# The input:
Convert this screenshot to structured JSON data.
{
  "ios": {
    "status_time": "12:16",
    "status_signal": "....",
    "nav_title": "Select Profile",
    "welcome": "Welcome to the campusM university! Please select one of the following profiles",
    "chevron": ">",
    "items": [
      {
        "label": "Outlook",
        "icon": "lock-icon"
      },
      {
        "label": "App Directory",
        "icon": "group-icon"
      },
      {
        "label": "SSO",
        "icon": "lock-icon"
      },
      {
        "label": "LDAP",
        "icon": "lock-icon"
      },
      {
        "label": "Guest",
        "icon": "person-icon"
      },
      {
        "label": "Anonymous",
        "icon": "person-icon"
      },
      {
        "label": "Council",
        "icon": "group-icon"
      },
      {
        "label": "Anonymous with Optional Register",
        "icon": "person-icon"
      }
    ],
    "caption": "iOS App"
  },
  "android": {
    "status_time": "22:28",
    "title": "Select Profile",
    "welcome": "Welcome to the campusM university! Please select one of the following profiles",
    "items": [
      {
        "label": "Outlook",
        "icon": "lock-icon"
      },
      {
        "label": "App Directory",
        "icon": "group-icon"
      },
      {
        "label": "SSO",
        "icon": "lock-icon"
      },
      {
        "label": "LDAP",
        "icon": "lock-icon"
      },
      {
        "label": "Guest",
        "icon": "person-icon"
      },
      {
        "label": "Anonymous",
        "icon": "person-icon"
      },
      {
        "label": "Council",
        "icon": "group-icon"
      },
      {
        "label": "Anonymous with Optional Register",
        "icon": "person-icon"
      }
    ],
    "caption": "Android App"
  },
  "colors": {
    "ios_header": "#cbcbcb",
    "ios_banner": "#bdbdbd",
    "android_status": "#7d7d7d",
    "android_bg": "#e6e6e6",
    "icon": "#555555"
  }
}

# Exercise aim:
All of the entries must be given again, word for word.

# Answer section:
Convert this screenshot to structured JSON data.
{
  "ios": {
    "status_time": "12:16",
    "status_signal": "....",
    "nav_title": "Select Profile",
    "welcome": "Welcome to the campusM university! Please select one of the following profiles",
    "chevron": ">",
    "items": [
      {
        "label": "Outlook",
        "icon": "lock-icon"
      },
      {
        "label": "App Directory",
        "icon": "group-icon"
      },
      {
        "label": "SSO",
        "icon": "lock-icon"
      },
      {
        "label": "LDAP",
        "icon": "lock-icon"
      },
      {
        "label": "Guest",
        "icon": "person-icon"
      },
      {
        "label": "Anonymous",
        "icon": "person-icon"
      },
      {
        "label": "Council",
        "icon": "group-icon"
      },
      {
        "label": "Anonymous with Optional Register",
        "icon": "person-icon"
      }
    ],
    "caption": "iOS App"
  },
  "android": {
    "status_time": "22:28",
    "title": "Select Profile",
    "welcome": "Welcome to the campusM university! Please select one of the following profiles",
    "items": [
      {
        "label": "Outlook",
        "icon": "lock-icon"
      },
      {
        "label": "App Directory",
        "icon": "group-icon"
      },
      {
        "label": "SSO",
        "icon": "lock-icon"
      },
      {
        "label": "LDAP",
        "icon": "lock-icon"
      },
      {
        "label": "Guest",
        "icon": "person-icon"
      },
      {
        "label": "Anonymous",
        "icon": "person-icon"
      },
      {
        "label": "Council",
        "icon": "group-icon"
      },
      {
        "label": "Anonymous with Optional Register",
        "icon": "person-icon"
      }
    ],
    "caption": "Android App"
  },
  "colors": {
    "ios_header": "#cbcbcb",
    "ios_banner": "#bdbdbd",
    "android_status": "#7d7d7d",
    "android_bg": "#e6e6e6",
    "icon": "#555555"
  }
}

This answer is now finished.